Aim of the task: Return every record exactly as it appears. Leave nothing out.

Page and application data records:
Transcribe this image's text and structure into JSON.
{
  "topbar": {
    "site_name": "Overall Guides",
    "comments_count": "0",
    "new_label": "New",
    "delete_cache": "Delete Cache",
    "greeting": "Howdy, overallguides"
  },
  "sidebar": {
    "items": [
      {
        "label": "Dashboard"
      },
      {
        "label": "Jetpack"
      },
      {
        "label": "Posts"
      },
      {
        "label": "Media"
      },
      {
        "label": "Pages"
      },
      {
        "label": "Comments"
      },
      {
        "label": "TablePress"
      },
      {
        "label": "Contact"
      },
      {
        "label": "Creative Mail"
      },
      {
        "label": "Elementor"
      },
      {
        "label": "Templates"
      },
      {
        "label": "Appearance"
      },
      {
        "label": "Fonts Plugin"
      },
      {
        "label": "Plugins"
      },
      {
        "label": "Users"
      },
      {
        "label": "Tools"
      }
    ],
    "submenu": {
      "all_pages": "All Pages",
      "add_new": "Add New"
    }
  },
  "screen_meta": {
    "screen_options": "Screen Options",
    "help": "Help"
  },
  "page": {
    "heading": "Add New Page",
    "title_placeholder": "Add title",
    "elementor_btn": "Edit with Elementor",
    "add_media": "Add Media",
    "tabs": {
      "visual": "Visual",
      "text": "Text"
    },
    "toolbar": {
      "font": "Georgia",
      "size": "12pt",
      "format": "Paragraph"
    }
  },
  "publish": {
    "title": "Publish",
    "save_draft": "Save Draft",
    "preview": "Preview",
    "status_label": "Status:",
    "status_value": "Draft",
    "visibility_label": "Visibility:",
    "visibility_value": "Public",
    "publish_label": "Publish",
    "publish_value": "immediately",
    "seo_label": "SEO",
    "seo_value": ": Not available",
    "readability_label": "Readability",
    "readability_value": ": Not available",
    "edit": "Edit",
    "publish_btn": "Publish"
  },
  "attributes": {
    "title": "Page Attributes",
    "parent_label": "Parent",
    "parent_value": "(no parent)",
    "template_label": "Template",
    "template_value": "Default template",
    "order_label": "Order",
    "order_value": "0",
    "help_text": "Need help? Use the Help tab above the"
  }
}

Reply to the exercise:
Transcribe this image's text and structure into JSON.
{
  "topbar": {
    "site_name": "Overall Guides",
    "comments_count": "0",
    "new_label": "New",
    "delete_cache": "Delete Cache",
    "greeting": "Howdy, overallguides"
  },
  "sidebar": {
    "items": [
      {
        "label": "Dashboard"
      },
      {
        "label": "Jetpack"
      },
      {
        "label": "Posts"
      },
      {
        "label": "Media"
      },
      {
        "label": "Pages"
      },
      {
        "label": "Comments"
      },
      {
        "label": "TablePress"
      },
      {
        "label": "Contact"
      },
      {
        "label": "Creative Mail"
      },
      {
        "label": "Elementor"
      },
      {
        "label": "Templates"
      },
      {
        "label": "Appearance"
      },
      {
        "label": "Fonts Plugin"
      },
      {
        "label": "Plugins"
      },
      {
        "label": "Users"
      },
      {
        "label": "Tools"
      }
    ],
    "submenu": {
      "all_pages": "All Pages",
      "add_new": "Add New"
    }
  },
  "screen_meta": {
    "screen_options": "Screen Options",
    "help": "Help"
  },
  "page": {
    "heading": "Add New Page",
    "title_placeholder": "Add title",
    "elementor_btn": "Edit with Elementor",
    "add_media": "Add Media",
    "tabs": {
      "visual": "Visual",
      "text": "Text"
    },
    "toolbar": {
      "font": "Georgia",
      "size": "12pt",
      "format": "Paragraph"
    }
  },
  "publish": {
    "title": "Publish",
    "save_draft": "Save Draft",
    "preview": "Preview",
    "status_label": "Status:",
    "status_value": "Draft",
    "visibility_label": "Visibility:",
    "visibility_value": "Public",
    "publish_label": "Publish",
    "publish_value": "immediately",
    "seo_label": "SEO",
    "seo_value": ": Not available",
    "readability_label": "Readability",
    "readability_value": ": Not available",
    "edit": "Edit",
    "publish_btn": "Publish"
  },
  "attributes": {
    "title": "Page Attributes",
    "parent_label": "Parent",
    "parent_value": "(no parent)",
    "template_label": "Template",
    "template_value": "Default template",
    "order_label": "Order",
    "order_value": "0",
    "help_text": "Need help? Use the Help tab above the"
  }
}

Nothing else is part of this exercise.